The response should consist of every record, reproduced exactly.
####################
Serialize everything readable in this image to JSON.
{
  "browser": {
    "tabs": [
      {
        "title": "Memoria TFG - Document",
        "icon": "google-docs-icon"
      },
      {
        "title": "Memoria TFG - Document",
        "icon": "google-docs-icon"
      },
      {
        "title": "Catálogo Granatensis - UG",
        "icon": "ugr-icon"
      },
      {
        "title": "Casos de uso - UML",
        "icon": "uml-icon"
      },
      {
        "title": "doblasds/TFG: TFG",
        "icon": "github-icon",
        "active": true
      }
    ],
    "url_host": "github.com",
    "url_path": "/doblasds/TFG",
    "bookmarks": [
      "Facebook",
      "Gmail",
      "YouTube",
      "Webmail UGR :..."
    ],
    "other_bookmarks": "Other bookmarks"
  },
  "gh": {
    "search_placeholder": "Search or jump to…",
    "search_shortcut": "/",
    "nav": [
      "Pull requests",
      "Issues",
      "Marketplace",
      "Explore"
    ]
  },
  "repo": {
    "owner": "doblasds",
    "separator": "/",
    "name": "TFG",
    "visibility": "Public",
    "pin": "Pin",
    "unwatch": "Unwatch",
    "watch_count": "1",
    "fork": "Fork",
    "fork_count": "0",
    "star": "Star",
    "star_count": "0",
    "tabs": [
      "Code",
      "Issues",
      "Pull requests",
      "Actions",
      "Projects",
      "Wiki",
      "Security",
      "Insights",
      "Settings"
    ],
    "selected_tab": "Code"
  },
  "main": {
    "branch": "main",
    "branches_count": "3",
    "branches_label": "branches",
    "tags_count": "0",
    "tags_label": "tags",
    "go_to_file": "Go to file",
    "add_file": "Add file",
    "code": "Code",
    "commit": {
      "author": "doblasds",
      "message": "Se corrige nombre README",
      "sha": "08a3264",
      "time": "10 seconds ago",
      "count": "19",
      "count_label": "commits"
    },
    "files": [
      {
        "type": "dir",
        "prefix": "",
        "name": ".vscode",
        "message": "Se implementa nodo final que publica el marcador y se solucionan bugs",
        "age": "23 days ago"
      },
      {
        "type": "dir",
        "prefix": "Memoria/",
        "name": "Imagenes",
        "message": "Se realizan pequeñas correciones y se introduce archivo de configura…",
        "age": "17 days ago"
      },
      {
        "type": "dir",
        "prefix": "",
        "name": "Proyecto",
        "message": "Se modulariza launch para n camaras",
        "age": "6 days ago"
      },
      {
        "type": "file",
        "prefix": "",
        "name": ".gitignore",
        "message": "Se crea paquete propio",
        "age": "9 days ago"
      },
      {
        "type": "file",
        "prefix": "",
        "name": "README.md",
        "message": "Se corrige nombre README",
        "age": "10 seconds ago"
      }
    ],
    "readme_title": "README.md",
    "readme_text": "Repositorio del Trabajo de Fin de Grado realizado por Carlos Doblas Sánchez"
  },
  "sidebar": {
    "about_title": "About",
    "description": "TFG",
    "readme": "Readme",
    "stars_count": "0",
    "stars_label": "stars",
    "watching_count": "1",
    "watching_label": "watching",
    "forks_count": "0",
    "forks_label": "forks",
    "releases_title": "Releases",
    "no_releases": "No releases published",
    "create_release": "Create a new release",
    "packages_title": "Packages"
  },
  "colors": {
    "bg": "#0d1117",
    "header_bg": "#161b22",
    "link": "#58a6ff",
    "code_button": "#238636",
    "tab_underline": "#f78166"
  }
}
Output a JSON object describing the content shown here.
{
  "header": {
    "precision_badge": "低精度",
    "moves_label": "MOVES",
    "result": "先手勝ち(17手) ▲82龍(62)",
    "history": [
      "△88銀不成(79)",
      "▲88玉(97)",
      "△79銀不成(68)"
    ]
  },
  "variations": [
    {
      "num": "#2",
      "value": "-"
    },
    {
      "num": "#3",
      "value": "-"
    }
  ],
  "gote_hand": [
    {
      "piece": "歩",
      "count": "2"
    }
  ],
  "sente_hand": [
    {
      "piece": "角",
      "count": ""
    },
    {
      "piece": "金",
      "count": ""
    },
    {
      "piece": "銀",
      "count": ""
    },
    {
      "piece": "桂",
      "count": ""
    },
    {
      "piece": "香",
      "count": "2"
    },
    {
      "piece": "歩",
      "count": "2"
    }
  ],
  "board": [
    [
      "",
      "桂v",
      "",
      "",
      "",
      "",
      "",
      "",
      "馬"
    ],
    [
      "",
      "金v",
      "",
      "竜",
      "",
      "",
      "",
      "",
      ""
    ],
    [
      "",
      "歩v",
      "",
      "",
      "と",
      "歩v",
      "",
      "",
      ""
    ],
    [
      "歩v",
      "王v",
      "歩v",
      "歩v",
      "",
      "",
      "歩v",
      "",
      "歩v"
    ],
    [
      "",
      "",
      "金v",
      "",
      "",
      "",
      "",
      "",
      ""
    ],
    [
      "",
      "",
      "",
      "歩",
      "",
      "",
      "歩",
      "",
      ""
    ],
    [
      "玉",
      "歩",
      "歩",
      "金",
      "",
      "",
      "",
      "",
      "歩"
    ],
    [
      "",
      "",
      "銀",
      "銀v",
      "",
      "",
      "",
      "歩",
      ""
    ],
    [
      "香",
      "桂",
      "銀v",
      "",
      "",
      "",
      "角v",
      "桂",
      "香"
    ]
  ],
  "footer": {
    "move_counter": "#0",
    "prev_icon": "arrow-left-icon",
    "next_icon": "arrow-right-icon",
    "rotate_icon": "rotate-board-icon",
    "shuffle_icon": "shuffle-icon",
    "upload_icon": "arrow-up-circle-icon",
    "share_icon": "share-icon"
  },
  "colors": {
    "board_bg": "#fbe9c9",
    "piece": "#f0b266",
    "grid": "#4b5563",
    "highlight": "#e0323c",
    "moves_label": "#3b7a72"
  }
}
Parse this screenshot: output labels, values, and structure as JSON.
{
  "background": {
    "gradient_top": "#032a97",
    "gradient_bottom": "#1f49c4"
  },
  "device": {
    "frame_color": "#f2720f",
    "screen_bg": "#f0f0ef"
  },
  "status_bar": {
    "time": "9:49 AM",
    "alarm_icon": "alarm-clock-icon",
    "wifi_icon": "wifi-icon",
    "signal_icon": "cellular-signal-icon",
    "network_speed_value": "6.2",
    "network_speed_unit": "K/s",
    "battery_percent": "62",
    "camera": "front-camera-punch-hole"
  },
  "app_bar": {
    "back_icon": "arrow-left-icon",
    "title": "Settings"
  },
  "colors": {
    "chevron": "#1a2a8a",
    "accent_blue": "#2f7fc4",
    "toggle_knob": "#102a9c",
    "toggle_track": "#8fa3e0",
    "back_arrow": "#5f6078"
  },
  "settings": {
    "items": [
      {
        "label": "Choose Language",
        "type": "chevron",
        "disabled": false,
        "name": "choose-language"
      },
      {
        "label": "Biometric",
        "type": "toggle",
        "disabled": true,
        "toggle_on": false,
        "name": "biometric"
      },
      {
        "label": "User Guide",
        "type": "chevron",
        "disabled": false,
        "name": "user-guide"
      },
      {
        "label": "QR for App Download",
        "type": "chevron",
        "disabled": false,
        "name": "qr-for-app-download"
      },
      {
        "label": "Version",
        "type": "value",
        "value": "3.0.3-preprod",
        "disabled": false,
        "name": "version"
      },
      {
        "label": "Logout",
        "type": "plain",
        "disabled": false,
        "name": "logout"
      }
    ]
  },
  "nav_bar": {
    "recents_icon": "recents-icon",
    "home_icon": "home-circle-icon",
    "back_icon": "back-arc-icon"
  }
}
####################
Result of the exercise:
Serialize everything readable in this image to JSON.
{
  "browser": {
    "tabs": [
      {
        "title": "Memoria TFG - Document",
        "icon": "google-docs-icon"
      },
      {
        "title": "Memoria TFG - Document",
        "icon": "google-docs-icon"
      },
      {
        "title": "Catálogo Granatensis - UG",
        "icon": "ugr-icon"
      },
      {
        "title": "Casos de uso - UML",
        "icon": "uml-icon"
      },
      {
        "title": "doblasds/TFG: TFG",
        "icon": "github-icon",
        "active": true
      }
    ],
    "url_host": "github.com",
    "url_path": "/doblasds/TFG",
    "bookmarks": [
      "Facebook",
      "Gmail",
      "YouTube",
      "Webmail UGR :..."
    ],
    "other_bookmarks": "Other bookmarks"
  },
  "gh": {
    "search_placeholder": "Search or jump to…",
    "search_shortcut": "/",
    "nav": [
      "Pull requests",
      "Issues",
      "Marketplace",
      "Explore"
    ]
  },
  "repo": {
    "owner": "doblasds",
    "separator": "/",
    "name": "TFG",
    "visibility": "Public",
    "pin": "Pin",
    "unwatch": "Unwatch",
    "watch_count": "1",
    "fork": "Fork",
    "fork_count": "0",
    "star": "Star",
    "star_count": "0",
    "tabs": [
      "Code",
      "Issues",
      "Pull requests",
      "Actions",
      "Projects",
      "Wiki",
      "Security",
      "Insights",
      "Settings"
    ],
    "selected_tab": "Code"
  },
  "main": {
    "branch": "main",
    "branches_count": "3",
    "branches_label": "branches",
    "tags_count": "0",
    "tags_label": "tags",
    "go_to_file": "Go to file",
    "add_file": "Add file",
    "code": "Code",
    "commit": {
      "author": "doblasds",
      "message": "Se corrige nombre README",
      "sha": "08a3264",
      "time": "10 seconds ago",
      "count": "19",
      "count_label": "commits"
    },
    "files": [
      {
        "type": "dir",
        "prefix": "",
        "name": ".vscode",
        "message": "Se implementa nodo final que publica el marcador y se solucionan bugs",
        "age": "23 days ago"
      },
      {
        "type": "dir",
        "prefix": "Memoria/",
        "name": "Imagenes",
        "message": "Se realizan pequeñas correciones y se introduce archivo de configura…",
        "age": "17 days ago"
      },
      {
        "type": "dir",
        "prefix": "",
        "name": "Proyecto",
        "message": "Se modulariza launch para n camaras",
        "age": "6 days ago"
      },
      {
        "type": "file",
        "prefix": "",
        "name": ".gitignore",
        "message": "Se crea paquete propio",
        "age": "9 days ago"
      },
      {
        "type": "file",
        "prefix": "",
        "name": "README.md",
        "message": "Se corrige nombre README",
        "age": "10 seconds ago"
      }
    ],
    "readme_title": "README.md",
    "readme_text": "Repositorio del Trabajo de Fin de Grado realizado por Carlos Doblas Sánchez"
  },
  "sidebar": {
    "about_title": "About",
    "description": "TFG",
    "readme": "Readme",
    "stars_count": "0",
    "stars_label": "stars",
    "watching_count": "1",
    "watching_label": "watching",
    "forks_count": "0",
    "forks_label": "forks",
    "releases_title": "Releases",
    "no_releases": "No releases published",
    "create_release": "Create a new release",
    "packages_title": "Packages"
  },
  "colors": {
    "bg": "#0d1117",
    "header_bg": "#161b22",
    "link": "#58a6ff",
    "code_button": "#238636",
    "tab_underline": "#f78166"
  }
}
Output a JSON object describing the content shown here.
{
  "header": {
    "precision_badge": "低精度",
    "moves_label": "MOVES",
    "result": "先手勝ち(17手) ▲82龍(62)",
    "history": [
      "△88銀不成(79)",
      "▲88玉(97)",
      "△79銀不成(68)"
    ]
  },
  "variations": [
    {
      "num": "#2",
      "value": "-"
    },
    {
      "num": "#3",
      "value": "-"
    }
  ],
  "gote_hand": [
    {
      "piece": "歩",
      "count": "2"
    }
  ],
  "sente_hand": [
    {
      "piece": "角",
      "count": ""
    },
    {
      "piece": "金",
      "count": ""
    },
    {
      "piece": "銀",
      "count": ""
    },
    {
      "piece": "桂",
      "count": ""
    },
    {
      "piece": "香",
      "count": "2"
    },
    {
      "piece": "歩",
      "count": "2"
    }
  ],
  "board": [
    [
      "",
      "桂v",
      "",
      "",
      "",
      "",
      "",
      "",
      "馬"
    ],
    [
      "",
      "金v",
      "",
      "竜",
      "",
      "",
      "",
      "",
      ""
    ],
    [
      "",
      "歩v",
      "",
      "",
      "と",
      "歩v",
      "",
      "",
      ""
    ],
    [
      "歩v",
      "王v",
      "歩v",
      "歩v",
      "",
      "",
      "歩v",
      "",
      "歩v"
    ],
    [
      "",
      "",
      "金v",
      "",
      "",
      "",
      "",
      "",
      ""
    ],
    [
      "",
      "",
      "",
      "歩",
      "",
      "",
      "歩",
      "",
      ""
    ],
    [
      "玉",
      "歩",
      "歩",
      "金",
      "",
      "",
      "",
      "",
      "歩"
    ],
    [
      "",
      "",
      "銀",
      "銀v",
      "",
      "",
      "",
      "歩",
      ""
    ],
    [
      "香",
      "桂",
      "銀v",
      "",
      "",
      "",
      "角v",
      "桂",
      "香"
    ]
  ],
  "footer": {
    "move_counter": "#0",
    "prev_icon": "arrow-left-icon",
    "next_icon": "arrow-right-icon",
    "rotate_icon": "rotate-board-icon",
    "shuffle_icon": "shuffle-icon",
    "upload_icon": "arrow-up-circle-icon",
    "share_icon": "share-icon"
  },
  "colors": {
    "board_bg": "#fbe9c9",
    "piece": "#f0b266",
    "grid": "#4b5563",
    "highlight": "#e0323c",
    "moves_label": "#3b7a72"
  }
}
Parse this screenshot: output labels, values, and structure as JSON.
{
  "background": {
    "gradient_top": "#032a97",
    "gradient_bottom": "#1f49c4"
  },
  "device": {
    "frame_color": "#f2720f",
    "screen_bg": "#f0f0ef"
  },
  "status_bar": {
    "time": "9:49 AM",
    "alarm_icon": "alarm-clock-icon",
    "wifi_icon": "wifi-icon",
    "signal_icon": "cellular-signal-icon",
    "network_speed_value": "6.2",
    "network_speed_unit": "K/s",
    "battery_percent": "62",
    "camera": "front-camera-punch-hole"
  },
  "app_bar": {
    "back_icon": "arrow-left-icon",
    "title": "Settings"
  },
  "colors": {
    "chevron": "#1a2a8a",
    "accent_blue": "#2f7fc4",
    "toggle_knob": "#102a9c",
    "toggle_track": "#8fa3e0",
    "back_arrow": "#5f6078"
  },
  "settings": {
    "items": [
      {
        "label": "Choose Language",
        "type": "chevron",
        "disabled": false,
        "name": "choose-language"
      },
      {
        "label": "Biometric",
        "type": "toggle",
        "disabled": true,
        "toggle_on": false,
        "name": "biometric"
      },
      {
        "label": "User Guide",
        "type": "chevron",
        "disabled": false,
        "name": "user-guide"
      },
      {
        "label": "QR for App Download",
        "type": "chevron",
        "disabled": false,
        "name": "qr-for-app-download"
      },
      {
        "label": "Version",
        "type": "value",
        "value": "3.0.3-preprod",
        "disabled": false,
        "name": "version"
      },
      {
        "label": "Logout",
        "type": "plain",
        "disabled": false,
        "name": "logout"
      }
    ]
  },
  "nav_bar": {
    "recents_icon": "recents-icon",
    "home_icon": "home-circle-icon",
    "back_icon": "back-arc-icon"
  }
}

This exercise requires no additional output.